Where a line of the data holds the word "JSON", copy that line.

===== EXERCISE MATERIALS =====

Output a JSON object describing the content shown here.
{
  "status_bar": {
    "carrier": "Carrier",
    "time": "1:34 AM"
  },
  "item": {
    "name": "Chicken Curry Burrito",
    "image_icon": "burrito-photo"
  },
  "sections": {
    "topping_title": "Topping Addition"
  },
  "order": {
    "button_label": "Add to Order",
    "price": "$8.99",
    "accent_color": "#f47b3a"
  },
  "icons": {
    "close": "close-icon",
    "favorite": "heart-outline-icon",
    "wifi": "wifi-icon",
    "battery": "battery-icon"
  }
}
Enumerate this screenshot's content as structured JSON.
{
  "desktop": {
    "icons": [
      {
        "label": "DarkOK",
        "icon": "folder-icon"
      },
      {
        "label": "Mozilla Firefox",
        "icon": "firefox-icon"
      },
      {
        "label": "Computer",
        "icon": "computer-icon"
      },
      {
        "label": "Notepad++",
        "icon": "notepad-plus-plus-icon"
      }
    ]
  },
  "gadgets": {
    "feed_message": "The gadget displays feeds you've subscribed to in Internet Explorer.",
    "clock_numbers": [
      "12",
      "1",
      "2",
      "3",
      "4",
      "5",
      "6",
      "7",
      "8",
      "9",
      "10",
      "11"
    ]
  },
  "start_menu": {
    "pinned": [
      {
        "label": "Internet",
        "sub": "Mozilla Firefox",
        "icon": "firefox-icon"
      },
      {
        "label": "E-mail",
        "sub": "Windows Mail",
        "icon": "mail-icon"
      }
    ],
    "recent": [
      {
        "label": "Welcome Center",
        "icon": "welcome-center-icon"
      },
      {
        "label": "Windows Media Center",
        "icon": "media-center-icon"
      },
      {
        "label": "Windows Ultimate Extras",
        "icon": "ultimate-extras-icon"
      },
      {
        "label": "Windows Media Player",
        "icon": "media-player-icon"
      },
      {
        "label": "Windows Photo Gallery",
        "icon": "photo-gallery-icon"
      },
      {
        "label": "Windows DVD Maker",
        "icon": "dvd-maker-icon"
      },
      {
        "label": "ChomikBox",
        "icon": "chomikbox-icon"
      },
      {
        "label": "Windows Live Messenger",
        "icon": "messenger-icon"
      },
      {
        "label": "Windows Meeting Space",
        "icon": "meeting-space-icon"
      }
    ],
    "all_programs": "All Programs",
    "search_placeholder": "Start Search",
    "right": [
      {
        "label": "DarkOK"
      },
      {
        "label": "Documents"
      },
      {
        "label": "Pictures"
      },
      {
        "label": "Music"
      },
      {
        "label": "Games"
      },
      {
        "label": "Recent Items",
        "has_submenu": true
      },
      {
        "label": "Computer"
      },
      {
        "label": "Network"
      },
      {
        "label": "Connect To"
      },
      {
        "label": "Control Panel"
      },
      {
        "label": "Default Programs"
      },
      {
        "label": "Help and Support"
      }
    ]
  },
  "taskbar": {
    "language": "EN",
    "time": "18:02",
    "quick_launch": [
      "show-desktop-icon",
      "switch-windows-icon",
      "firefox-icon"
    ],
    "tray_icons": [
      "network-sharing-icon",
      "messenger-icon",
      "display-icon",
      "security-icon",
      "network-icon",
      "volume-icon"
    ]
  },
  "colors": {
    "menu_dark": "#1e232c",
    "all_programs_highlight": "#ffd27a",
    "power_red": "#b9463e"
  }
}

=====
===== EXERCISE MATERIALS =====

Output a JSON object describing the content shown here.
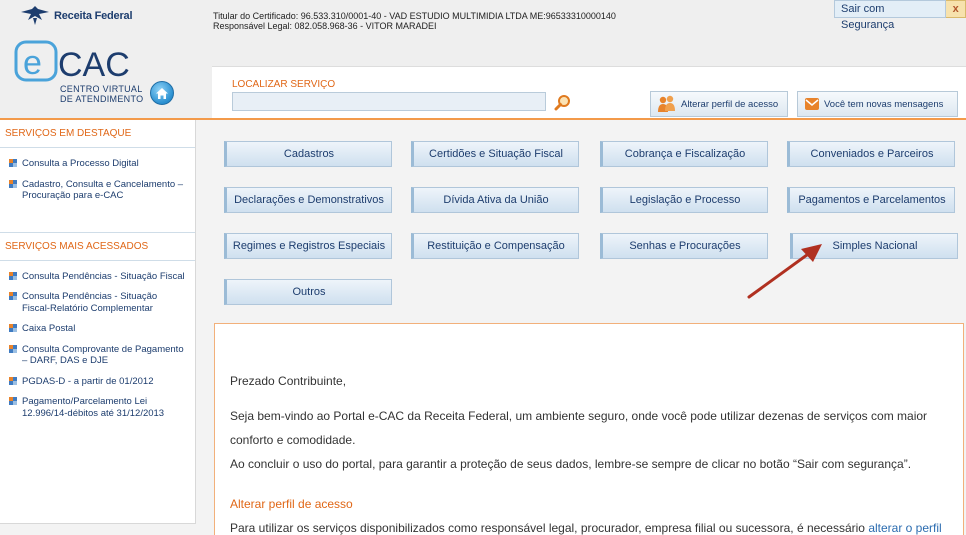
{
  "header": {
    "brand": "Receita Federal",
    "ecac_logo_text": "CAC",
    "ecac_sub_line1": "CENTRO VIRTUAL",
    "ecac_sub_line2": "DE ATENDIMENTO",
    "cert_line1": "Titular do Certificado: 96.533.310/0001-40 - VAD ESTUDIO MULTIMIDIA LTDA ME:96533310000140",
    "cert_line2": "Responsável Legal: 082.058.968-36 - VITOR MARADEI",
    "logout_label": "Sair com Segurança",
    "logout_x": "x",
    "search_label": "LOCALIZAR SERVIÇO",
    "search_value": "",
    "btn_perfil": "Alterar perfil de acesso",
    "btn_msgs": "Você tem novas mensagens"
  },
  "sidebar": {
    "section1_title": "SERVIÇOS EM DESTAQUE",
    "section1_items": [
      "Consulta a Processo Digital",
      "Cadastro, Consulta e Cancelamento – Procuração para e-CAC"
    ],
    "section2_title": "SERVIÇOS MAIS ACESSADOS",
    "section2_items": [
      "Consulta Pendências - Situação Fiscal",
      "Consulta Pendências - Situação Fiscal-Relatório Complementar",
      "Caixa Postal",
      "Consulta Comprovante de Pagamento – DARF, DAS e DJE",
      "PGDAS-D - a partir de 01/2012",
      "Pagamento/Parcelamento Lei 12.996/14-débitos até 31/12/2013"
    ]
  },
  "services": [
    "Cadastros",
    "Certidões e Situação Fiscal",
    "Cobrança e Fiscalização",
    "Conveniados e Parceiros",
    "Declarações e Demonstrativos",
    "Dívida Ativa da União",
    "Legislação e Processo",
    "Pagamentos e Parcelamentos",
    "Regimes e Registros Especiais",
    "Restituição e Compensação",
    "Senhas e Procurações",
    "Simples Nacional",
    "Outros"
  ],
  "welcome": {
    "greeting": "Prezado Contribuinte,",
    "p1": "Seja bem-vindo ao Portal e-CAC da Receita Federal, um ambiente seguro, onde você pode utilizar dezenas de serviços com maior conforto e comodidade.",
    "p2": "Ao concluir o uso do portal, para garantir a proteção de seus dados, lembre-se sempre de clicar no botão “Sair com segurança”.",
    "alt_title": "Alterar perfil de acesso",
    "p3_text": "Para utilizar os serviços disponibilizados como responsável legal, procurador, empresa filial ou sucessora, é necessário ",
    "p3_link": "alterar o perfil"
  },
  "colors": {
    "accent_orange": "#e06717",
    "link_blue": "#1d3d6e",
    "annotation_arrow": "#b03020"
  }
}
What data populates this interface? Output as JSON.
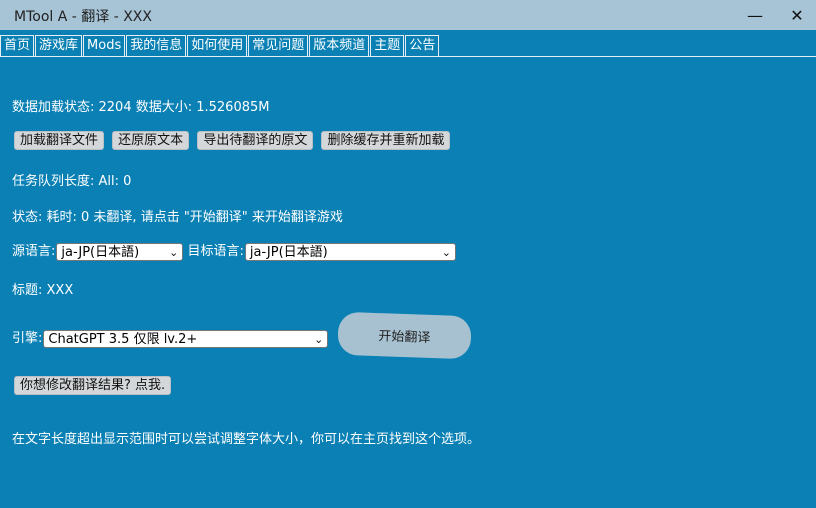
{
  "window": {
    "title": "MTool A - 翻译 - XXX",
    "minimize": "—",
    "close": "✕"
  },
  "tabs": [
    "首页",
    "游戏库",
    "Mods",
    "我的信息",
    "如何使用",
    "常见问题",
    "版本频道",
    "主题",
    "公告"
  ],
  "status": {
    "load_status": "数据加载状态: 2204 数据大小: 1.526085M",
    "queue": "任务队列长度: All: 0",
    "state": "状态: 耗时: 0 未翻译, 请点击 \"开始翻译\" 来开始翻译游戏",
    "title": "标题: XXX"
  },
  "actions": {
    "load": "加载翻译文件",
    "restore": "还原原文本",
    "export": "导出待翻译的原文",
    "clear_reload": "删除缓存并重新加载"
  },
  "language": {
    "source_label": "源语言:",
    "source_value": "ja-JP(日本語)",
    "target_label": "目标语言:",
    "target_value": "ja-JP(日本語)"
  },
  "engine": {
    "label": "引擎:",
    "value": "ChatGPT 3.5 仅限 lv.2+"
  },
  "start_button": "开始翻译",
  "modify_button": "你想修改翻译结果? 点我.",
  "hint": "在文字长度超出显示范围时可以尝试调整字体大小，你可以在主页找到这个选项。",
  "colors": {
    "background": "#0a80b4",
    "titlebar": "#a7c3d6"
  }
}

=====

§ **PROBLEM SOLUTION**
Output a JSON object describing the content shown here.
Enumerate this screenshot's content as structured JSON.
Output a JSON object describing the content shown here.
What data populates this interface? Output as JSON.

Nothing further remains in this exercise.